Thanks a lot
Thanks Les - that is a really good idea. Any friend of mine suggested calling RTL radio who apparently love these sorts of cases. Yes I have good photos and in fact the technical man who came to show me how to programme the stove actually laughed out loud when he saw what they had done and basically said it was a "superficial" vent with absolutely no use whatsoever.
I like this idea.
Thank you very much for this information. Actually you have a very good point. The bon commande does say that there will be warm air diffused to the two additional floors, but in fact doesn't include the pipes or the motor needed, which is why I have been advised that I probably don't have a legal case. It makes me so mad - they basically have taken 7,000 euros after confirming that it would heat the whole house - which is actually only 75 sm. and now it only heats the kitchen. In the UK they would be taken to court and it would be an open and closed case. Here it appears the courts are on the side of the suppliers, irrespective of what was agreed or in fact using any logic or common sense - who would agree to have vents stuck to the outside of a wall with a brick wall behind.
Thank you anyway.
What you need first is to obtain a "Constat", an official report on the situation prepared by a "Huissier de Justice", an officer of the Court who will make an inspection of what has (and has not) been done by your supplier in relation to the "devis" to which you agreed. The Huissier will prepare the Constat in detail and if appropriate with photos; this then becomes an "inarguable" document accepted by the Court as being a true representation of the situation. However, you need to use a Huissier attached to whichever court serves the area in which you live. You will pay a fee for this (usually 300-500€ - but get a quote in advance!).
You should also contact your local branch of UMC Que Choisir, who will look at your case and advise upon it; they might also pursue the claim on your behalf.
However, French law takes a very limited literal interpretation of what you agreed to, so be sure your signed devis (the contract for the installation) made it very clear that the heating would be effective throughout the house. I know of a case where a builder forgot to allow for holes in a stone wall inside a house which would support the beams he had agreed to put in; he therefore hung the beams on brackets. The client sued; the builder won, because the contract merely stated to install beams and did not specify the method of support. Not very aesthetic compared to the usual method of supporting the beams on holes chopped out of the wall but he had literally provided the beams and it was his choice as to how they would be supported, in the absence of a specific term of agreement as to this point.
I had a (different) problem with a wood-burning stove, and had a similar response from the retailer - "not my problem".
I took a different route - I took a picture of the problem and loaded it onto U-Tube, with the retailer's name, and "Problem" both prominent, to give it a better chance of being high on the search-engines' lists - if people looked up that name.

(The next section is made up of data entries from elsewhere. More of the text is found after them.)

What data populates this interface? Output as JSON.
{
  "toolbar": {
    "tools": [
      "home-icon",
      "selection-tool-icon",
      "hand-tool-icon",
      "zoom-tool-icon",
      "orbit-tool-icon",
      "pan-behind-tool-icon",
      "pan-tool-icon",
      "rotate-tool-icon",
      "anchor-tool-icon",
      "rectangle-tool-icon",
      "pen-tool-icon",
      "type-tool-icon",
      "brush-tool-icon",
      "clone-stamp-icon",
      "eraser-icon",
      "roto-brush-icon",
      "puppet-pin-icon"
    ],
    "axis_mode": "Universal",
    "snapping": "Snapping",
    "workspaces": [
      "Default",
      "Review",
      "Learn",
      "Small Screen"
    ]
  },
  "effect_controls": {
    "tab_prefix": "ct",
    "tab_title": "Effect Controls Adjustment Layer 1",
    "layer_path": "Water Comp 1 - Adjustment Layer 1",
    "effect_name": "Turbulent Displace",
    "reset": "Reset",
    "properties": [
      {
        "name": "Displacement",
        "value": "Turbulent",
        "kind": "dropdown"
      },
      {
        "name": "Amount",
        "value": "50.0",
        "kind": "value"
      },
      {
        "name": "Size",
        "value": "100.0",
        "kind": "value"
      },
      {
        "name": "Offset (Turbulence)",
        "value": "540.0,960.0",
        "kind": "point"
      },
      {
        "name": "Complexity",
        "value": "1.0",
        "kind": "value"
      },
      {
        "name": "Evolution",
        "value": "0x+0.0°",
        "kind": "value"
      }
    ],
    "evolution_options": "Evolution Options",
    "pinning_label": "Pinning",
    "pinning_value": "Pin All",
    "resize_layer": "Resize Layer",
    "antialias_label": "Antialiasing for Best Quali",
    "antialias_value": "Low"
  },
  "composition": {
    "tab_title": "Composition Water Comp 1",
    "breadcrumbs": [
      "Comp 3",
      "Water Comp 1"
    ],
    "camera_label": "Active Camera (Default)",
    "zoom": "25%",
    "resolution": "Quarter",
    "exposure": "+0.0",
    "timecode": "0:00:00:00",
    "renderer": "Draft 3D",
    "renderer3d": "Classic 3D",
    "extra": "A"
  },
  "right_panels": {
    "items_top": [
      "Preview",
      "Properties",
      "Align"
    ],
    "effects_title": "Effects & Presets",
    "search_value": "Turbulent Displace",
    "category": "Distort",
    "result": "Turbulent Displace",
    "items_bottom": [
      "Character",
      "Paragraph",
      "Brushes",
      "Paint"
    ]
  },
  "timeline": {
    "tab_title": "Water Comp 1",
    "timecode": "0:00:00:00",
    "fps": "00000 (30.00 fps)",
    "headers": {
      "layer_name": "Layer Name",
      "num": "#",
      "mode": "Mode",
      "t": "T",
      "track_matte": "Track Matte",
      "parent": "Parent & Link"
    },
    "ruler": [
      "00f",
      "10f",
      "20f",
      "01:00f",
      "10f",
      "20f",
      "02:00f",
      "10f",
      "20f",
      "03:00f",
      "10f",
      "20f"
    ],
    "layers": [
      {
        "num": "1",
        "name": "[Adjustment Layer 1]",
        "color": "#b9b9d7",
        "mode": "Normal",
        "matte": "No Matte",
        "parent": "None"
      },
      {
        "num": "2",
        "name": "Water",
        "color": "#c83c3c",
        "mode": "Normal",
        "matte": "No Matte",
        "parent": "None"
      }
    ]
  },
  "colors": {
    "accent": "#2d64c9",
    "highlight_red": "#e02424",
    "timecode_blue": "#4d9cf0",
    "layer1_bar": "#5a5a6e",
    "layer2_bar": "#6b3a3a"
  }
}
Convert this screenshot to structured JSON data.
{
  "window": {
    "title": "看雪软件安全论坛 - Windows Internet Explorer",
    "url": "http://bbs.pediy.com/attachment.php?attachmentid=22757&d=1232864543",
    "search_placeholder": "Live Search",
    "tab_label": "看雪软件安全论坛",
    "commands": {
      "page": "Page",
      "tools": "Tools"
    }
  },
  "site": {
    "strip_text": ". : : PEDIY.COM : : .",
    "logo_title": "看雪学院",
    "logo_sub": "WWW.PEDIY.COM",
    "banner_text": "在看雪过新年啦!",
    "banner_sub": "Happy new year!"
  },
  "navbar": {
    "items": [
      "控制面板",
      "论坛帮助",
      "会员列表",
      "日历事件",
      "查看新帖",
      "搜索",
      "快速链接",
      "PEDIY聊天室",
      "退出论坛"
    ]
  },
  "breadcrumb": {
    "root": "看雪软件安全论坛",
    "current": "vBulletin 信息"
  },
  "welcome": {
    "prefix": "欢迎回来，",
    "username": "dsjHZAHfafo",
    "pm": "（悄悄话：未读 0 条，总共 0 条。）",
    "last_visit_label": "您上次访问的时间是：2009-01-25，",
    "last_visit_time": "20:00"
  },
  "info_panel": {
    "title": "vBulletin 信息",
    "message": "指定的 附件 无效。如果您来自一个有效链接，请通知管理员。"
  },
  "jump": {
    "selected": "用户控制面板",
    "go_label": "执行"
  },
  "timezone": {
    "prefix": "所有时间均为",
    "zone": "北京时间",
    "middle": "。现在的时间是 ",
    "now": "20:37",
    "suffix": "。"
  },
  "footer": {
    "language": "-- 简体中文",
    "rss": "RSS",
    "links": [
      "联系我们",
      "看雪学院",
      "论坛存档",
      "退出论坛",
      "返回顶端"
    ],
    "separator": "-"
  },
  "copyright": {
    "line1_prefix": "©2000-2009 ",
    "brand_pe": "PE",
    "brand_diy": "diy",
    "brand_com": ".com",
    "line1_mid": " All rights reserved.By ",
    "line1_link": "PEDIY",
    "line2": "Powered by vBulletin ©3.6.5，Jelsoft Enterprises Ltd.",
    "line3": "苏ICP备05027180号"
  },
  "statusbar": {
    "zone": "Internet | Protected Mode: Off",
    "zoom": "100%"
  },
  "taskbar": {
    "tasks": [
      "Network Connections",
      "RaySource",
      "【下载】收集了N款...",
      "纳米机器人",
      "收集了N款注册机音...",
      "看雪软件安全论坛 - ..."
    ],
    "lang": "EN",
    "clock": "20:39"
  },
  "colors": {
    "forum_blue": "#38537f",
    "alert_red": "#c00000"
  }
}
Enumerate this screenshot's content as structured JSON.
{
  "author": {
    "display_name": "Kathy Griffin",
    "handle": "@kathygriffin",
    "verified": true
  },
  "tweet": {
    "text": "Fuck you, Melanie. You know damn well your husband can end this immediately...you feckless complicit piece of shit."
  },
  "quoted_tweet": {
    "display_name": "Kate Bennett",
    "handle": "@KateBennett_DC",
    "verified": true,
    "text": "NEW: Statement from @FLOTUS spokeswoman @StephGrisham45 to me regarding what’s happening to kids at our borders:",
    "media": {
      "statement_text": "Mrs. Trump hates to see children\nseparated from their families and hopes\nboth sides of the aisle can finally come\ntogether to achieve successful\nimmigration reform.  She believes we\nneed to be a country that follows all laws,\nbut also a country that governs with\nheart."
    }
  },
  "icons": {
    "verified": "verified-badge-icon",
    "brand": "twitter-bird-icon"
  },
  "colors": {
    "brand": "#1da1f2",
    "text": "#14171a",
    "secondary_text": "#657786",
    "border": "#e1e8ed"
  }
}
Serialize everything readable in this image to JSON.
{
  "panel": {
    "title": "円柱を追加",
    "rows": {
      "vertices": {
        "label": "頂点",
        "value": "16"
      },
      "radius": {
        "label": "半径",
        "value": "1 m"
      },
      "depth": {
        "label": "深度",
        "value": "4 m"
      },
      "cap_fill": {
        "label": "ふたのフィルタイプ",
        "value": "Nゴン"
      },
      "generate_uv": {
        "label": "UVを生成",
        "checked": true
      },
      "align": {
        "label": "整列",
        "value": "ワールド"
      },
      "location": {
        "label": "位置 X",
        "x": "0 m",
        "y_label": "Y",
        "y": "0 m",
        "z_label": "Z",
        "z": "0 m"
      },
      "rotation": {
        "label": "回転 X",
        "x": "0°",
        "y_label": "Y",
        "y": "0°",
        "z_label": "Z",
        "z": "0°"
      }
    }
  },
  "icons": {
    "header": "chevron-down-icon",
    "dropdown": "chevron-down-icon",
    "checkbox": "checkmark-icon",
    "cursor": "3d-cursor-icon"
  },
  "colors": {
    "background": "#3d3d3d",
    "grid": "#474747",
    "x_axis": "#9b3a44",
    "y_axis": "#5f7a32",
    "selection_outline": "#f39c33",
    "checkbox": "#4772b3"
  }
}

It reached 800 hits within a couple of weeks - 800 potential customers that I hope were persuaded to buy elsewhere. They sent a letter (recorded delivery) threatening a libel suit; I replied that it couldn't be libel if it was true, and I had all the evidence. Suddenly they wanted to help. I like to think that I cost them some sales...
I think someone's already advised you to be sure you're naming the right enterprise - which company's name is on the devis and facture? Also, be sure you keep it factual, not personal or abusive, or you might give them grounds for a libel case.